── Entries provided ──

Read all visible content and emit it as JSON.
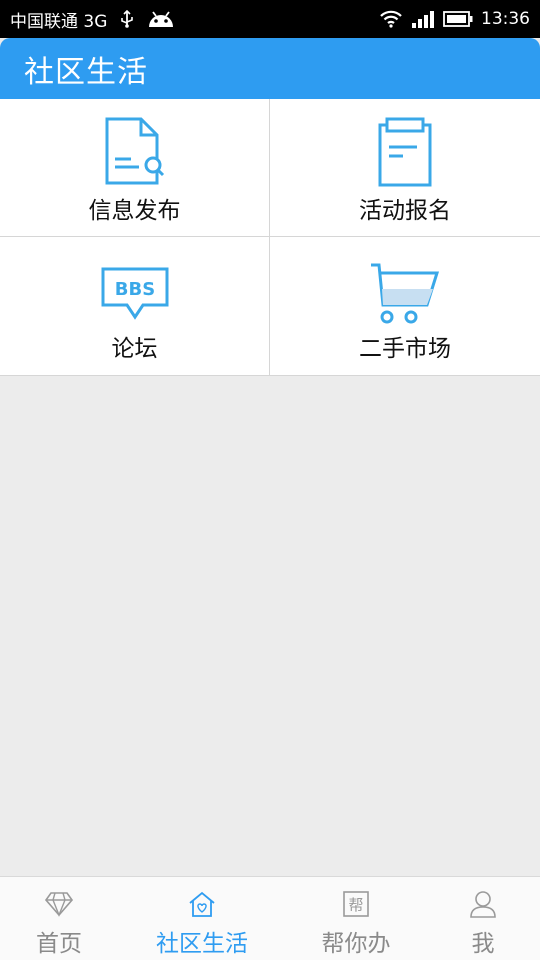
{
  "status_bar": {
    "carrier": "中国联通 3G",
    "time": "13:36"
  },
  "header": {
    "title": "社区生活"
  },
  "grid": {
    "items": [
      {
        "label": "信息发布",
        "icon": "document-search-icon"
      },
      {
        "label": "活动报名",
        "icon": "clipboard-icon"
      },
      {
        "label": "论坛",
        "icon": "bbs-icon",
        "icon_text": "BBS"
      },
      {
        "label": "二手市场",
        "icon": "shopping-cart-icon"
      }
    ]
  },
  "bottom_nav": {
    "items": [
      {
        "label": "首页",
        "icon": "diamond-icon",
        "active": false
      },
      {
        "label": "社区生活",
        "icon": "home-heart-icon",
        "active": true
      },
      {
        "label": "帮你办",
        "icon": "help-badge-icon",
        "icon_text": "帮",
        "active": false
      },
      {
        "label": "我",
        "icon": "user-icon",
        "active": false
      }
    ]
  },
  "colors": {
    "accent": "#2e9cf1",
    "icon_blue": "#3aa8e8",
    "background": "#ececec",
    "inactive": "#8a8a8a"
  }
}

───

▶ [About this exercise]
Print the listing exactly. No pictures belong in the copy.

▶ [Answer]
Read all visible content and emit it as JSON.
{
  "status_bar": {
    "carrier": "中国联通 3G",
    "time": "13:36"
  },
  "header": {
    "title": "社区生活"
  },
  "grid": {
    "items": [
      {
        "label": "信息发布",
        "icon": "document-search-icon"
      },
      {
        "label": "活动报名",
        "icon": "clipboard-icon"
      },
      {
        "label": "论坛",
        "icon": "bbs-icon",
        "icon_text": "BBS"
      },
      {
        "label": "二手市场",
        "icon": "shopping-cart-icon"
      }
    ]
  },
  "bottom_nav": {
    "items": [
      {
        "label": "首页",
        "icon": "diamond-icon",
        "active": false
      },
      {
        "label": "社区生活",
        "icon": "home-heart-icon",
        "active": true
      },
      {
        "label": "帮你办",
        "icon": "help-badge-icon",
        "icon_text": "帮",
        "active": false
      },
      {
        "label": "我",
        "icon": "user-icon",
        "active": false
      }
    ]
  },
  "colors": {
    "accent": "#2e9cf1",
    "icon_blue": "#3aa8e8",
    "background": "#ececec",
    "inactive": "#8a8a8a"
  }
}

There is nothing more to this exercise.